Words like emotional, poignant, deep, and painful rise up. This is a movie where the villain isn’t necessarily a physical being—there are a couple here, but they aren’t the strongest—but rather it is time itself. Time for the first time has an effect on the characters in a superhero movie (other than ones with time-travel, of course).
Wolverine is old, poisoned by what keeps him alive, and still the farthest thing from a barrel of joy. Professor X is even older, addled by dementia and seizures that have the potential of wrecking havoc. This is a real world; comic books exist but only as nostalgia-fueling pieces of fiction and death is always around the corner.
Hugh Jackman, in his final outing, might just deserve an Oscar nomination here. Taking the character he brought to life almost twenty years ago, Jackman harnesses all of the memories, pain, and suffering he has been through and unleashes them. He is angry, tired, and ready for death. His one solace is the hopeful dream of buying a boat and sailing off into the great blue with Charles as they spend the last days of their lives in solitude.
That dream is shattered when Laura (Dafne Keen) shows up and right behind her are men seeking her capture. Keen is a potent little firecracker of rage and badassery. She rips through baddies with her adamantium claws like whirlwind. This is a hard-R movie with some absolutely savage moments that will make you squirm and avert your eyes.
Her pursuers are malicious but they hardly stand out. Boyd Holbrook and Richard E. Grant make for a decent villainous duo, but too often they simply represent little more than the force pushing our heroes out onto the road. The real struggle is internal, and the writers thankfully gave that the most intention even if it means having less-than-memorable villains.
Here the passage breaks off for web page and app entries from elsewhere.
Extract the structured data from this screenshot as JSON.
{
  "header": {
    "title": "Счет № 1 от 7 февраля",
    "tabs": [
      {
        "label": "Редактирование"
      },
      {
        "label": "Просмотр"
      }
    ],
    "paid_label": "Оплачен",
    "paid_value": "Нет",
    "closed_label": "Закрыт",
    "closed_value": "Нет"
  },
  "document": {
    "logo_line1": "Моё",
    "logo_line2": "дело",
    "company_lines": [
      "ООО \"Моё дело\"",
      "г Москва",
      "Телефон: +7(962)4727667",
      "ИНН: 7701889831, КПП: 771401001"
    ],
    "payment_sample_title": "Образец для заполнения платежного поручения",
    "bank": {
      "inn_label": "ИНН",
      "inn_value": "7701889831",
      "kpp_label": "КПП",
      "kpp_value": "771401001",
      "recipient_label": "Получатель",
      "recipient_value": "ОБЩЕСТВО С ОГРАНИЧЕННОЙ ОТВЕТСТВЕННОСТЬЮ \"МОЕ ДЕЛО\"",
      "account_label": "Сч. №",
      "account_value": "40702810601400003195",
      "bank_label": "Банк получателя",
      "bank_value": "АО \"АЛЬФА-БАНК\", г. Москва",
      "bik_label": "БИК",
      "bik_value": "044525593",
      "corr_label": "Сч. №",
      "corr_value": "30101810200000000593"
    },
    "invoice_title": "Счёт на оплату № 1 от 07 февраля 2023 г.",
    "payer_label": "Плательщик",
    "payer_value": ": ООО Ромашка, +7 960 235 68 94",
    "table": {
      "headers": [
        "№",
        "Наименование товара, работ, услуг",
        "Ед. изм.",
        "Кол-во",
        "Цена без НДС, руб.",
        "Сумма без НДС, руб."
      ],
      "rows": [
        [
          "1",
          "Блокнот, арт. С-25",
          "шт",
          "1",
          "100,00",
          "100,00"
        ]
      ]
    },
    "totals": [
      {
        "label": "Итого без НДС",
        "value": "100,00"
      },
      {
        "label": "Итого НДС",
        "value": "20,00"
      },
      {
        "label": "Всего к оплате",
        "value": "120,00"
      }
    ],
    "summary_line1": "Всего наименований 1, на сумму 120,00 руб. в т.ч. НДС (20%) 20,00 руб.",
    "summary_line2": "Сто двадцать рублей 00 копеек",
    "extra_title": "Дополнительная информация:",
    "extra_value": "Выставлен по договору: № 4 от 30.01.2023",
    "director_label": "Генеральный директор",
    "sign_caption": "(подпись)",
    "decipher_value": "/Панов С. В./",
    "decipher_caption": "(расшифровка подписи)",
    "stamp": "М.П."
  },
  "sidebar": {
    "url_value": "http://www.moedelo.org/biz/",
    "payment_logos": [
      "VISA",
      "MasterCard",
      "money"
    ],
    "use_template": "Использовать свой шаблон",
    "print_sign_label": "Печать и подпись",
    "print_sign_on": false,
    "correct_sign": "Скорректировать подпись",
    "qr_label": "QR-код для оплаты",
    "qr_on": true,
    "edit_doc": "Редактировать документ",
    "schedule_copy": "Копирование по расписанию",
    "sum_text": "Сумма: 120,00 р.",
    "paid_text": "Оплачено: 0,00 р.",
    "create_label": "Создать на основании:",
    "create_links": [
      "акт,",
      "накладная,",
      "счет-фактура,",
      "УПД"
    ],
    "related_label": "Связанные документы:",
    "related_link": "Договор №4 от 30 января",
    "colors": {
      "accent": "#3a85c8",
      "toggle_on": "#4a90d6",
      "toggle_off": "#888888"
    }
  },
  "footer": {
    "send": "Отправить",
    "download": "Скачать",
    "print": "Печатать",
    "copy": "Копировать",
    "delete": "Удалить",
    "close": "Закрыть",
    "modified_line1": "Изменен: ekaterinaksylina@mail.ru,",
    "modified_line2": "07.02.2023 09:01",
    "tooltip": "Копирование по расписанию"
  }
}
Logan is a landmark superhero movie. Not only is it the retirement of one of the most recognizable characters in the history of both film and comic books, but it ushers in a new era of superhero movies that will hopefully spend less time on the spectacle and more time on its characters. Hugh Jackman acts his ass off one last time and reminds us why we love his Wolverine so damn much. Emotional, thrilling, and absolutely superb, Logan is the most fun I’ve had at the movies for a long time.